(Records drawn from a dataset)

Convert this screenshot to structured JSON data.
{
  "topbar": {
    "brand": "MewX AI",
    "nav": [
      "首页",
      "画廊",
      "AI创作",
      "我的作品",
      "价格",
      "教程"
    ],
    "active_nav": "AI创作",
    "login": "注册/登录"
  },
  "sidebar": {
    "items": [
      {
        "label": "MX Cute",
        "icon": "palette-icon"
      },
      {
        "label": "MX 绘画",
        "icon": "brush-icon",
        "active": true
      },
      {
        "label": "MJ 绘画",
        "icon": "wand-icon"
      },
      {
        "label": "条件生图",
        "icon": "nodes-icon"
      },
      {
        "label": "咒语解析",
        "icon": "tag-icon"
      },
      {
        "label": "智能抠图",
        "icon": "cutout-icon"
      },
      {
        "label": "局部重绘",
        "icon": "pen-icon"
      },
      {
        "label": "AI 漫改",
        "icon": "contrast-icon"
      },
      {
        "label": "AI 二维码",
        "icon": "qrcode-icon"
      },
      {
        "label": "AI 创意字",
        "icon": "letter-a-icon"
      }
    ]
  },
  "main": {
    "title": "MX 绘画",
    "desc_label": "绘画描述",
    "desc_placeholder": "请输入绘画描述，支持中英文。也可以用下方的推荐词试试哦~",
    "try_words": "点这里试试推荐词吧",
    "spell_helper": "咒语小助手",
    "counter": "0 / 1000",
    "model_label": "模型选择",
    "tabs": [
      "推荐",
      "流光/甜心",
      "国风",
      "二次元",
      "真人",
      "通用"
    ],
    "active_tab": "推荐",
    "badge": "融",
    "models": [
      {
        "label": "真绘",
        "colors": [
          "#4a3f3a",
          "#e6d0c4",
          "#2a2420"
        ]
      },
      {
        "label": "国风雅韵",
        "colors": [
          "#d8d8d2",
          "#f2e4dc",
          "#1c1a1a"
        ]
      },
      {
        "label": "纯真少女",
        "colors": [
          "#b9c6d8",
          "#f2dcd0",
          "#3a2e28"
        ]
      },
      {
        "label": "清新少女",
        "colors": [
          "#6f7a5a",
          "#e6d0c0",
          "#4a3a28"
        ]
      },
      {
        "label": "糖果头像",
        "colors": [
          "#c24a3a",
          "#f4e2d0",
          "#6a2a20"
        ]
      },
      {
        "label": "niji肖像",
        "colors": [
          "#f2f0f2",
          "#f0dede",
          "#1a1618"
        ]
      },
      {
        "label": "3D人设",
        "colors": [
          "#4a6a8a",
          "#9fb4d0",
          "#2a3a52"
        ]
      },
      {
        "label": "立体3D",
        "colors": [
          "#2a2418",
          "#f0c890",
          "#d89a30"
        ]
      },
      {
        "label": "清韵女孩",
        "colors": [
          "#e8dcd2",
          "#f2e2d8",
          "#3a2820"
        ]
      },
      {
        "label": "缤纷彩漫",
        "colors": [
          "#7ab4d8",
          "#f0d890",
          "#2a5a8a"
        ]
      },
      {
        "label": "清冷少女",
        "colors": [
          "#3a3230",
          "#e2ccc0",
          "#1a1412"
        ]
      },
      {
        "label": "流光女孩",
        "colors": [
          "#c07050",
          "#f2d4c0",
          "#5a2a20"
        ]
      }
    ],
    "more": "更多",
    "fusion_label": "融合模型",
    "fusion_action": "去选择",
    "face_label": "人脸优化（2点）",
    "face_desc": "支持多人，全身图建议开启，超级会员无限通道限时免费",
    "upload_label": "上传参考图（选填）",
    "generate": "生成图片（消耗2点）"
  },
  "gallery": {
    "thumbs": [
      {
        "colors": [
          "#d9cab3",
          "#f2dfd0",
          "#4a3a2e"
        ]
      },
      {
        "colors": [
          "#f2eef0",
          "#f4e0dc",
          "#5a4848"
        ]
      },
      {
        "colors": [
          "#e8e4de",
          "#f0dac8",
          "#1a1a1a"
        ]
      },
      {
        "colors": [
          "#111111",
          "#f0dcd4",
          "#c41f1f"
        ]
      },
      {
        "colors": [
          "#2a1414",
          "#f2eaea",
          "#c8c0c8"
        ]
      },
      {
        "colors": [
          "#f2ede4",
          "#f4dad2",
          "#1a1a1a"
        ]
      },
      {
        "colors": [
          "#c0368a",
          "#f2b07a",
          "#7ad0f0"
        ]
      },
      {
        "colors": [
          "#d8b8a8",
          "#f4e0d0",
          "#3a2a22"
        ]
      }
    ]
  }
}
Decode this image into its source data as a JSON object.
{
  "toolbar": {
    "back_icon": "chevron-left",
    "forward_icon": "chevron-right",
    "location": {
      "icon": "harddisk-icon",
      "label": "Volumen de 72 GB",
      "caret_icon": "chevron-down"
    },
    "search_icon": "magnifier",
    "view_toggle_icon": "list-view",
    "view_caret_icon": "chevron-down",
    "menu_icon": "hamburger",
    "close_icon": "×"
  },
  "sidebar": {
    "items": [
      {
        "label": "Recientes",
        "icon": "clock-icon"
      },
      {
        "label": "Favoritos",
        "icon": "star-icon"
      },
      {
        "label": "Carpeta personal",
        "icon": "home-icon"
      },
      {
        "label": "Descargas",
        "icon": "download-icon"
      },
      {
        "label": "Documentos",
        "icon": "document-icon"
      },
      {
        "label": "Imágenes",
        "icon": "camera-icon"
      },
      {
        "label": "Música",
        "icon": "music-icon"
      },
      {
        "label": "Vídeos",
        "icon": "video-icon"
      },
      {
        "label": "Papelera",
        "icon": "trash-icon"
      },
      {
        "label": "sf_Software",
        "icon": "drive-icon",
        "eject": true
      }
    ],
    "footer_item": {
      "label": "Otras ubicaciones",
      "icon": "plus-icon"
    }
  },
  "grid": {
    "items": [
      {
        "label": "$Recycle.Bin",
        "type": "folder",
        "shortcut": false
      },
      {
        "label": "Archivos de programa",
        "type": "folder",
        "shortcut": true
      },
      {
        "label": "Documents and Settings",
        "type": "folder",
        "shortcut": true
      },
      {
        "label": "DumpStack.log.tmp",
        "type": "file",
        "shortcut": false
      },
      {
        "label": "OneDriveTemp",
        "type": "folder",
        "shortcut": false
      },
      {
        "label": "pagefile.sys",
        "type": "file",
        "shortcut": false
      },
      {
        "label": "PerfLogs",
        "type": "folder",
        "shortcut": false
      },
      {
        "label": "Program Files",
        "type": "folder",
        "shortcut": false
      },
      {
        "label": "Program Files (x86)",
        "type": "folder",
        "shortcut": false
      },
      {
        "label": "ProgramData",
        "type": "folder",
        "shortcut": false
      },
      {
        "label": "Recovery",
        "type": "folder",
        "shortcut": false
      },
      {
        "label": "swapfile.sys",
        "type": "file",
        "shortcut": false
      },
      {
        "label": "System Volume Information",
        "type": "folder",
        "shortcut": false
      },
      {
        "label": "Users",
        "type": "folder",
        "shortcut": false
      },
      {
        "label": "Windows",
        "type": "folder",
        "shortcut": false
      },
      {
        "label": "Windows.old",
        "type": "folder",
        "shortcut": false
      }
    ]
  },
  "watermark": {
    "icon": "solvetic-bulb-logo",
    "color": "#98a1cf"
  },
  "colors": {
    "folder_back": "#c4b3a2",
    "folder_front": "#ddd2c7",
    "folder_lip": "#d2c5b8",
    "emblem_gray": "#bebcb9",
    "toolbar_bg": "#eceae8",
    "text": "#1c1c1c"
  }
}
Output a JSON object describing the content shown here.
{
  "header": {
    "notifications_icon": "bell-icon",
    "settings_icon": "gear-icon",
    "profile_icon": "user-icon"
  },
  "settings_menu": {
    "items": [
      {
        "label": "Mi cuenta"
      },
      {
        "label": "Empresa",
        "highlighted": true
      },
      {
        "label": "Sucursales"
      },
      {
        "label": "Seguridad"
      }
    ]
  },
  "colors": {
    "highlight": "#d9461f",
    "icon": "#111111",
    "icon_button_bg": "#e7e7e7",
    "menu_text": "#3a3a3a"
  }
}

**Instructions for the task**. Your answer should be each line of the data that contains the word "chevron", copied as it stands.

**Task solution**.
    "back_icon": "chevron-left",
    "forward_icon": "chevron-right",
      "caret_icon": "chevron-down"
    "view_caret_icon": "chevron-down",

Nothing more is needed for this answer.